- John Woodard
- Woodard & Company Asset Management Group Inc.
Bank of the Carolinas Corp.
The Piedmont Triad region is growing, particularly in the western portion, which should impact this bank favorably. Trading at more than 20 times earnings, this bank should be a good stock for long-term opportunity. The impressive growth of earnings may moderate as the bank matures, but the 50% increase in the second quarter of 2006 over the second quarter of ’05 was handsome.
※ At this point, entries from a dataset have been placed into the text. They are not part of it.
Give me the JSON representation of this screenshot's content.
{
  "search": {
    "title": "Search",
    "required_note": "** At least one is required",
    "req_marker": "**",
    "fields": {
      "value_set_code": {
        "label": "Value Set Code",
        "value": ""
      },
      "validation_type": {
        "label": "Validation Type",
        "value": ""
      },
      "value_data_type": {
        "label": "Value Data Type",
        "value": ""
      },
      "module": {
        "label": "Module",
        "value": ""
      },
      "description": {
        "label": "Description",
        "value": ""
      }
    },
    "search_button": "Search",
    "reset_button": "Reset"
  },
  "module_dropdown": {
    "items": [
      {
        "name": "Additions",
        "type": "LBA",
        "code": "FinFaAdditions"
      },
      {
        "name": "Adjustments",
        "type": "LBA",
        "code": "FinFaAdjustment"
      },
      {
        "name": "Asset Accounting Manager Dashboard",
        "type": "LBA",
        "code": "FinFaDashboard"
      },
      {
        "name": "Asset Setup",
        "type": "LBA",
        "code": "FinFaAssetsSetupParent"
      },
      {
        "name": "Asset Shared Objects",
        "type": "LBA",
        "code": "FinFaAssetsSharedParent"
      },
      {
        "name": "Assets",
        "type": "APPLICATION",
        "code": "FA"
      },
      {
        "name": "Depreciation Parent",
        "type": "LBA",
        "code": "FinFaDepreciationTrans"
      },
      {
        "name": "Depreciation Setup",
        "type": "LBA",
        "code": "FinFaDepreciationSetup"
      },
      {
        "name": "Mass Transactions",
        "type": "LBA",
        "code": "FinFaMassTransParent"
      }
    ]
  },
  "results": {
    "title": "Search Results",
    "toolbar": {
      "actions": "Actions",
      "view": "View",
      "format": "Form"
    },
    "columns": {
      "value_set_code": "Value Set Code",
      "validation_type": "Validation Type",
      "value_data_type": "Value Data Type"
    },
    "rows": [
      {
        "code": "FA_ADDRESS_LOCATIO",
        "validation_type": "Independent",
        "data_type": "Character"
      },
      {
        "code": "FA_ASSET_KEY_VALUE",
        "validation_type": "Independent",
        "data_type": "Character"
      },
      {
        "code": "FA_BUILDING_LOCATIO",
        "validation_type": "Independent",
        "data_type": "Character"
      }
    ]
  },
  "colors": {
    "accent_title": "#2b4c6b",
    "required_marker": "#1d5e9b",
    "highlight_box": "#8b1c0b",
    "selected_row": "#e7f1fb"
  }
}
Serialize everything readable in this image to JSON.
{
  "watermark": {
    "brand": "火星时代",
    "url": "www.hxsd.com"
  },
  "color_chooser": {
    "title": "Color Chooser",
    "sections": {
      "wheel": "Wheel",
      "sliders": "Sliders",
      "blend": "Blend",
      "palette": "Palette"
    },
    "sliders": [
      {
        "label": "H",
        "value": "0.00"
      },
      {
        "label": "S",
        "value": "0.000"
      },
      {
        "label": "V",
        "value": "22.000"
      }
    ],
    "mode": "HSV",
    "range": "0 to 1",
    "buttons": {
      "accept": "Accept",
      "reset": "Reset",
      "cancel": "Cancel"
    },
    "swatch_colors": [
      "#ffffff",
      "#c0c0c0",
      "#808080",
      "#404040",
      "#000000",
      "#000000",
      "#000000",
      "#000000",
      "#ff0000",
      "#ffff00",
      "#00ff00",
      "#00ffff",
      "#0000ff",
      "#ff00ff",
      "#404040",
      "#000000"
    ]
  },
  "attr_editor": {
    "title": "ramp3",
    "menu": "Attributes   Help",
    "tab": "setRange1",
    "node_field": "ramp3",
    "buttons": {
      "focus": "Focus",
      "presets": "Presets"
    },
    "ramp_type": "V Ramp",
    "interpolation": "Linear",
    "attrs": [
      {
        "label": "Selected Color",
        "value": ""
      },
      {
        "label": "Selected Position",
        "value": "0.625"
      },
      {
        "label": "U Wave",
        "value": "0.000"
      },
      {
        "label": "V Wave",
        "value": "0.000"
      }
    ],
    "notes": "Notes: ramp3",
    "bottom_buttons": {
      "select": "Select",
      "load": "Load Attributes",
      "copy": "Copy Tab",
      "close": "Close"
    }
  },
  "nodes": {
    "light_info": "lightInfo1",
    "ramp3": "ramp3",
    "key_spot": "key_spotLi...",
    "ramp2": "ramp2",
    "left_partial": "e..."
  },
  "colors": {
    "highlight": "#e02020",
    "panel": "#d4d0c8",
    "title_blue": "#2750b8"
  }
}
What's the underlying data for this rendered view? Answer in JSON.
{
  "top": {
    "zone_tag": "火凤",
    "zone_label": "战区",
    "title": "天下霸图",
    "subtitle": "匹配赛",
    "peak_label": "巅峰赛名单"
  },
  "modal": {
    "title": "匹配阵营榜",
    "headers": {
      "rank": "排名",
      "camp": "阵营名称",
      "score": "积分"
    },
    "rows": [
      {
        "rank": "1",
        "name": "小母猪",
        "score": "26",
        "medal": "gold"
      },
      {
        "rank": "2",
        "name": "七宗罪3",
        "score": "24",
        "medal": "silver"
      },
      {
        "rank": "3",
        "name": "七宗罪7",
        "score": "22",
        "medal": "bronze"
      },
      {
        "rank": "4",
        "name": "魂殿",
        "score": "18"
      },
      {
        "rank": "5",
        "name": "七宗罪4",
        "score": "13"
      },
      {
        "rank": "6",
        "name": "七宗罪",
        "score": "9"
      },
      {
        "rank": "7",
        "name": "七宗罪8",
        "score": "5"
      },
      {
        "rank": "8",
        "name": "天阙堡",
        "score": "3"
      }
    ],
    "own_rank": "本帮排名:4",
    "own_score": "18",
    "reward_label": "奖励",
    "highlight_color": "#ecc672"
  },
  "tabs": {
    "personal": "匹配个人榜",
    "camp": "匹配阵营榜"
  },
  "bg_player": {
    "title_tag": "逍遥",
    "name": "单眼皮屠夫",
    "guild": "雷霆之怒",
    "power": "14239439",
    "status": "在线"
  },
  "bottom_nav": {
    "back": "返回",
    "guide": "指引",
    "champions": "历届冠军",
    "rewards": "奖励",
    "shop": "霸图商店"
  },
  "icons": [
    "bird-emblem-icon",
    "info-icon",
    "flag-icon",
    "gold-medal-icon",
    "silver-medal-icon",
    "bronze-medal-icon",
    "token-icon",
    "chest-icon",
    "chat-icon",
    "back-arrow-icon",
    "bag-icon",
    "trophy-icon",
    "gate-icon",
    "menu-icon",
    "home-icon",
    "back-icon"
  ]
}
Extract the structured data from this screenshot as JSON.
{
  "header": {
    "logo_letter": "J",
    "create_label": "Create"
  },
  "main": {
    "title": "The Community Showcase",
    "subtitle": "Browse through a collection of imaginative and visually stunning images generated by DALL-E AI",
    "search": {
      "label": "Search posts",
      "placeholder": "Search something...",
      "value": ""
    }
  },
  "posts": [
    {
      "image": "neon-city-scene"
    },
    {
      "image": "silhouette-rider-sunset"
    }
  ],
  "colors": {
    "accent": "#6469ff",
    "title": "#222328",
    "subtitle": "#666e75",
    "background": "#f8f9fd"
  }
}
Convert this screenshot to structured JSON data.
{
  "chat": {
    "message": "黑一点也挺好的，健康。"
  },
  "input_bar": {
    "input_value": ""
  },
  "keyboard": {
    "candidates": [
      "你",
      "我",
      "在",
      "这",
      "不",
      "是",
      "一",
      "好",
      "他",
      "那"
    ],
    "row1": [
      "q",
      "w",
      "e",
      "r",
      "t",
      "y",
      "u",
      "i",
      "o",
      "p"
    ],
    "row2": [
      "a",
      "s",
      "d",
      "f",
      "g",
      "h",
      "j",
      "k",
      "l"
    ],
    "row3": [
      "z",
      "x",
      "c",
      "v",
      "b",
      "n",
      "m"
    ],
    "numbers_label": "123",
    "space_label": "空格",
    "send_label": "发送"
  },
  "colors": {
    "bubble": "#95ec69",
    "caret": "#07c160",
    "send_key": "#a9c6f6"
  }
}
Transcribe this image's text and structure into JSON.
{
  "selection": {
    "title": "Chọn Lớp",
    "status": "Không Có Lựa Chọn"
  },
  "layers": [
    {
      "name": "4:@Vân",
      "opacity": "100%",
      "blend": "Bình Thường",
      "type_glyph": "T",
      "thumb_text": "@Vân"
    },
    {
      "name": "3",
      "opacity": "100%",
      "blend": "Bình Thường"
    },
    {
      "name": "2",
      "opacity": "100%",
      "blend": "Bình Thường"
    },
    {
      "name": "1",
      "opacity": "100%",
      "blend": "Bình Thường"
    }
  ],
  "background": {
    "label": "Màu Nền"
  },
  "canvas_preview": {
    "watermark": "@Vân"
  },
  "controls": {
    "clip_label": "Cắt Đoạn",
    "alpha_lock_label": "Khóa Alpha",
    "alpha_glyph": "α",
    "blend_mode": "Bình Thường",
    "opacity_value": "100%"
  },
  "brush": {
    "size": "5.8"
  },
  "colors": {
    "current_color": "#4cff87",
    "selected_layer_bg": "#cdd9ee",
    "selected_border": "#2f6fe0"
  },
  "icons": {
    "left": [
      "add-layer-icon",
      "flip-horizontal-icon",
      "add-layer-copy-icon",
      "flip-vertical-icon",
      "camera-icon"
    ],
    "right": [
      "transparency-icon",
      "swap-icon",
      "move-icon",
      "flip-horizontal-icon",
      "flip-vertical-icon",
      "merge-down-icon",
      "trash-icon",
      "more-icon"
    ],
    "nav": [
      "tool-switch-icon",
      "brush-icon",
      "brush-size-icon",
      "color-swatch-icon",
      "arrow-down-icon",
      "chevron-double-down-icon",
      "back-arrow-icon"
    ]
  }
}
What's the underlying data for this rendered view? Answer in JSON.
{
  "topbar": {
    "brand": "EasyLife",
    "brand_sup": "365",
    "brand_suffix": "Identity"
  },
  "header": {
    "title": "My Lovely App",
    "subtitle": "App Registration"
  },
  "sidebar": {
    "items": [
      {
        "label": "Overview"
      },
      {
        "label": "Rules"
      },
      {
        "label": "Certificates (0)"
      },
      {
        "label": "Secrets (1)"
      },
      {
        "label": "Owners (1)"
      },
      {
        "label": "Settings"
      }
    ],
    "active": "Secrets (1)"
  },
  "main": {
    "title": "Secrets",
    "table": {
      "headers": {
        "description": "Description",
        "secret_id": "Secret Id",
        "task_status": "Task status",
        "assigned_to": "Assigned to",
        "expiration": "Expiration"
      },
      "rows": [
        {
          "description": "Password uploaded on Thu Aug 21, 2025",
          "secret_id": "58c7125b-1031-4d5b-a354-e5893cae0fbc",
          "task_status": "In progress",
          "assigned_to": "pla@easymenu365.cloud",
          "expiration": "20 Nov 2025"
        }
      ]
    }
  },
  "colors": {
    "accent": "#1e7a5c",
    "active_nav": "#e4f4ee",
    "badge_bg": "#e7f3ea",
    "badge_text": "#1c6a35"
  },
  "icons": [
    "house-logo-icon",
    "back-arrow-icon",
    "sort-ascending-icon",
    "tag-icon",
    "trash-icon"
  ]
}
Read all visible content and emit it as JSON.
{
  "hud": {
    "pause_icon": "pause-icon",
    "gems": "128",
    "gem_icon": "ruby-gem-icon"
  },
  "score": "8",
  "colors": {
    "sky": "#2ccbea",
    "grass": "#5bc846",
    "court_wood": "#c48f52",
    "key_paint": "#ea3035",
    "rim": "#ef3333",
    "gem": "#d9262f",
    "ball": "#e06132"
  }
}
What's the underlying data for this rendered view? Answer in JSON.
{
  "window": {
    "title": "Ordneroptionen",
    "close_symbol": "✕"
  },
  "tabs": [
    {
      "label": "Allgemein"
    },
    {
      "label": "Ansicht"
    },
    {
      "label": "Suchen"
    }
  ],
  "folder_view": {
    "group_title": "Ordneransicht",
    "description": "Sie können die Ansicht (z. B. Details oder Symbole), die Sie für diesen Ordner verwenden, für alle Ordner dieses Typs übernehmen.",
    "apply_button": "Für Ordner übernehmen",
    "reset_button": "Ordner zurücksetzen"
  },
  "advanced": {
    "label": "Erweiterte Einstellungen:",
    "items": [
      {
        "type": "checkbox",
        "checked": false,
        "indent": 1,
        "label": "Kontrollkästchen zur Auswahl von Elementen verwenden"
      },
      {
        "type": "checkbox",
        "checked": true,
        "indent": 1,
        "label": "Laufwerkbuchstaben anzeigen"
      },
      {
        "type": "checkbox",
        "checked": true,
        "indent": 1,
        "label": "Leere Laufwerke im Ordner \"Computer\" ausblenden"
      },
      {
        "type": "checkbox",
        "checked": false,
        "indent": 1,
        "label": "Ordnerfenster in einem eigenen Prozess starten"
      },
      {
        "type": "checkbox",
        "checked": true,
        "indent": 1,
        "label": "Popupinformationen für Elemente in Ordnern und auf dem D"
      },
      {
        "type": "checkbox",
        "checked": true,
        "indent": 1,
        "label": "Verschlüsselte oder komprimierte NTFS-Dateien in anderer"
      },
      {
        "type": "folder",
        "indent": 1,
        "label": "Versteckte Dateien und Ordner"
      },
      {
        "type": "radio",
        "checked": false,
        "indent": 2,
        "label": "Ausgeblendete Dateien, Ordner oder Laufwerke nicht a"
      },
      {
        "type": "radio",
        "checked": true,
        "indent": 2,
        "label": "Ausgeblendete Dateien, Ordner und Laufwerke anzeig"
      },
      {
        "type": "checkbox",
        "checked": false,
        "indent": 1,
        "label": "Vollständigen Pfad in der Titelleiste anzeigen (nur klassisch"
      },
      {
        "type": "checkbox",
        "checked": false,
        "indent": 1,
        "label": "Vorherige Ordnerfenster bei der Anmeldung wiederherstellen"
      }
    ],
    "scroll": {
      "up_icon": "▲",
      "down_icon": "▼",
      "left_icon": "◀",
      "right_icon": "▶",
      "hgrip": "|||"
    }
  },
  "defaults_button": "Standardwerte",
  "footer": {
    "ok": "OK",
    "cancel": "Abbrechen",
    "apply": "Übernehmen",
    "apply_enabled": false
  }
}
This company is a leading maker of cable and fiber for video and data communications. Since 2004, sales have been strong across all three of its units. CommScope seems able to pass through higher raw-material costs and benefit. Now that material prices are falling, it should benefit further. It appears to be a well-managed company when you consider its recovery from early in the decade. It should execute well in this improved economy.
Ride by a Lowe’s store, then go by their competitors’, and you will find the Lowe’s parking lot full, while other hardware stores’ lots usually are about half full. Its leadership is well-known for its careful use of shareholder money. Earnings have grown every year for 10 years. Estimating conservatively, solid earnings growth should continue through the decade, despite rising interest rates.